:: Instructions to follow ::
Here are some entries. Print them exactly as they are.
BEGIN Task input
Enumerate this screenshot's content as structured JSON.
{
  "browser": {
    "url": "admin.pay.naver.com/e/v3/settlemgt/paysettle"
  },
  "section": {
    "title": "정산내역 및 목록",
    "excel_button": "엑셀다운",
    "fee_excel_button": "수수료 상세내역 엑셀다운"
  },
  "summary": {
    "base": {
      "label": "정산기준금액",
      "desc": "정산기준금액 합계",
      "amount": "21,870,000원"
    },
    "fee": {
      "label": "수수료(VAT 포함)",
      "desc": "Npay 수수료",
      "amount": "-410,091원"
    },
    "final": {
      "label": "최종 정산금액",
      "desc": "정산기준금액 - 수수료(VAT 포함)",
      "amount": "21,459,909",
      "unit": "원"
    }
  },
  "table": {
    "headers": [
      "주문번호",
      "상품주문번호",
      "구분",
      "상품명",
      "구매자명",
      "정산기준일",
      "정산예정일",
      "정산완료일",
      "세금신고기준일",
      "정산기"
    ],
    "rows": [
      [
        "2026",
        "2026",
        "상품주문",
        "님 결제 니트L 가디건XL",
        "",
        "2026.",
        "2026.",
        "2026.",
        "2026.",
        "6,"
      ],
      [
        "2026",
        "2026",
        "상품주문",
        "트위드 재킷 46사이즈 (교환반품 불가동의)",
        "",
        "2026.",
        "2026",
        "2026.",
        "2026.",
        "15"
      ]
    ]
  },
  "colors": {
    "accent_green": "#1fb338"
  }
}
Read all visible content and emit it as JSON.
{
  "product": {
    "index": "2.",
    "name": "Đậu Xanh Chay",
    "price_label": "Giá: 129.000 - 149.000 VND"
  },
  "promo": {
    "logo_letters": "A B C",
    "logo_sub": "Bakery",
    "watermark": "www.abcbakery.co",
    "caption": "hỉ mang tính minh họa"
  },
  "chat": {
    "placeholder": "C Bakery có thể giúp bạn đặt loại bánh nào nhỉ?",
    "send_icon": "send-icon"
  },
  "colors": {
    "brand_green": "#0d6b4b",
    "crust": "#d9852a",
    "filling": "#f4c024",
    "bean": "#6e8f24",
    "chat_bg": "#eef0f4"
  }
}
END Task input
:: Answer space ::
Enumerate this screenshot's content as structured JSON.
{
  "browser": {
    "url": "admin.pay.naver.com/e/v3/settlemgt/paysettle"
  },
  "section": {
    "title": "정산내역 및 목록",
    "excel_button": "엑셀다운",
    "fee_excel_button": "수수료 상세내역 엑셀다운"
  },
  "summary": {
    "base": {
      "label": "정산기준금액",
      "desc": "정산기준금액 합계",
      "amount": "21,870,000원"
    },
    "fee": {
      "label": "수수료(VAT 포함)",
      "desc": "Npay 수수료",
      "amount": "-410,091원"
    },
    "final": {
      "label": "최종 정산금액",
      "desc": "정산기준금액 - 수수료(VAT 포함)",
      "amount": "21,459,909",
      "unit": "원"
    }
  },
  "table": {
    "headers": [
      "주문번호",
      "상품주문번호",
      "구분",
      "상품명",
      "구매자명",
      "정산기준일",
      "정산예정일",
      "정산완료일",
      "세금신고기준일",
      "정산기"
    ],
    "rows": [
      [
        "2026",
        "2026",
        "상품주문",
        "님 결제 니트L 가디건XL",
        "",
        "2026.",
        "2026.",
        "2026.",
        "2026.",
        "6,"
      ],
      [
        "2026",
        "2026",
        "상품주문",
        "트위드 재킷 46사이즈 (교환반품 불가동의)",
        "",
        "2026.",
        "2026",
        "2026.",
        "2026.",
        "15"
      ]
    ]
  },
  "colors": {
    "accent_green": "#1fb338"
  }
}
Read all visible content and emit it as JSON.
{
  "product": {
    "index": "2.",
    "name": "Đậu Xanh Chay",
    "price_label": "Giá: 129.000 - 149.000 VND"
  },
  "promo": {
    "logo_letters": "A B C",
    "logo_sub": "Bakery",
    "watermark": "www.abcbakery.co",
    "caption": "hỉ mang tính minh họa"
  },
  "chat": {
    "placeholder": "C Bakery có thể giúp bạn đặt loại bánh nào nhỉ?",
    "send_icon": "send-icon"
  },
  "colors": {
    "brand_green": "#0d6b4b",
    "crust": "#d9852a",
    "filling": "#f4c024",
    "bean": "#6e8f24",
    "chat_bg": "#eef0f4"
  }
}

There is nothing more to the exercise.